*Assigned task*
Locate the word "Aparecerá" in the material, then show every line that holds it.

*Records supplied*
__________________________________________________
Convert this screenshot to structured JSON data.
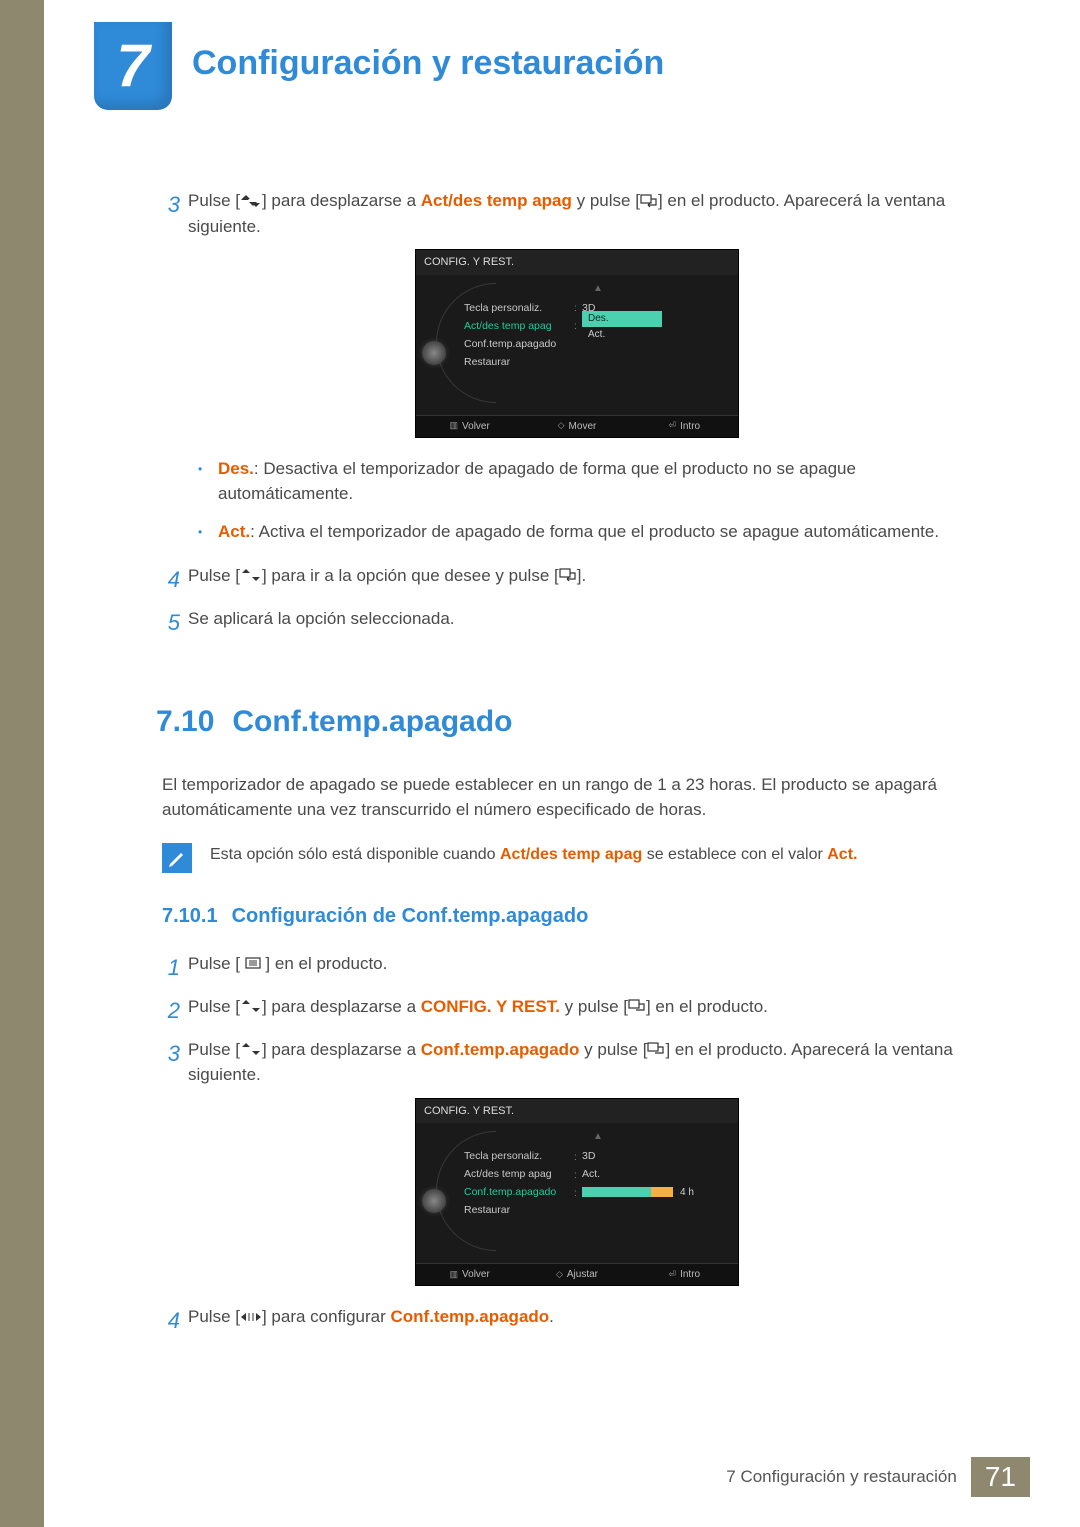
{
  "chapter": {
    "number": "7",
    "title": "Configuración y restauración"
  },
  "step3": {
    "num": "3",
    "text_before": "Pulse [",
    "text_mid1": "] para desplazarse a ",
    "highlight": "Act/des temp apag",
    "text_mid2": " y pulse [",
    "text_after": "] en el producto. Aparecerá la ventana siguiente."
  },
  "osd1": {
    "header": "CONFIG. Y REST.",
    "items": [
      {
        "label": "Tecla personaliz.",
        "value": "3D"
      },
      {
        "label": "Act/des temp apag",
        "value_selected": "Des.",
        "value_other": "Act."
      },
      {
        "label": "Conf.temp.apagado",
        "value": ""
      },
      {
        "label": "Restaurar",
        "value": ""
      }
    ],
    "footer": {
      "back": "Volver",
      "move": "Mover",
      "enter": "Intro"
    }
  },
  "bullets": [
    {
      "label": "Des.",
      "text": ": Desactiva el temporizador de apagado de forma que el producto no se apague automáticamente."
    },
    {
      "label": "Act.",
      "text": ": Activa el temporizador de apagado de forma que el producto se apague automáticamente."
    }
  ],
  "step4": {
    "num": "4",
    "text_before": "Pulse [",
    "text_mid": "] para ir a la opción que desee y pulse [",
    "text_after": "]."
  },
  "step5": {
    "num": "5",
    "text": "Se aplicará la opción seleccionada."
  },
  "section": {
    "num": "7.10",
    "title": "Conf.temp.apagado",
    "body": "El temporizador de apagado se puede establecer en un rango de 1 a 23 horas. El producto se apagará automáticamente una vez transcurrido el número especificado de horas."
  },
  "note": {
    "before": "Esta opción sólo está disponible cuando ",
    "hl1": "Act/des temp apag",
    "mid": " se establece con el valor ",
    "hl2": "Act.",
    "after": ""
  },
  "subsection": {
    "num": "7.10.1",
    "title": "Configuración de Conf.temp.apagado"
  },
  "sub_step1": {
    "num": "1",
    "before": "Pulse [ ",
    "after": " ] en el producto."
  },
  "sub_step2": {
    "num": "2",
    "before": "Pulse [",
    "mid1": "] para desplazarse a ",
    "hl": "CONFIG. Y REST.",
    "mid2": " y pulse [",
    "after": "] en el producto."
  },
  "sub_step3": {
    "num": "3",
    "before": "Pulse [",
    "mid1": "] para desplazarse a ",
    "hl": "Conf.temp.apagado",
    "mid2": " y pulse [",
    "after": "] en el producto. Aparecerá la ventana siguiente."
  },
  "osd2": {
    "header": "CONFIG. Y REST.",
    "items": [
      {
        "label": "Tecla personaliz.",
        "value": "3D"
      },
      {
        "label": "Act/des temp apag",
        "value": "Act."
      },
      {
        "label": "Conf.temp.apagado",
        "slider_value": "4 h"
      },
      {
        "label": "Restaurar",
        "value": ""
      }
    ],
    "footer": {
      "back": "Volver",
      "move": "Ajustar",
      "enter": "Intro"
    }
  },
  "sub_step4": {
    "num": "4",
    "before": "Pulse [",
    "mid": "] para configurar ",
    "hl": "Conf.temp.apagado",
    "after": "."
  },
  "footer": {
    "label": "7 Configuración y restauración",
    "page": "71"
  }
}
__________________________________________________
*Output of the exercise*
    "text_after": "] en el producto. Aparecerá la ventana siguiente."
    "after": "] en el producto. Aparecerá la ventana siguiente."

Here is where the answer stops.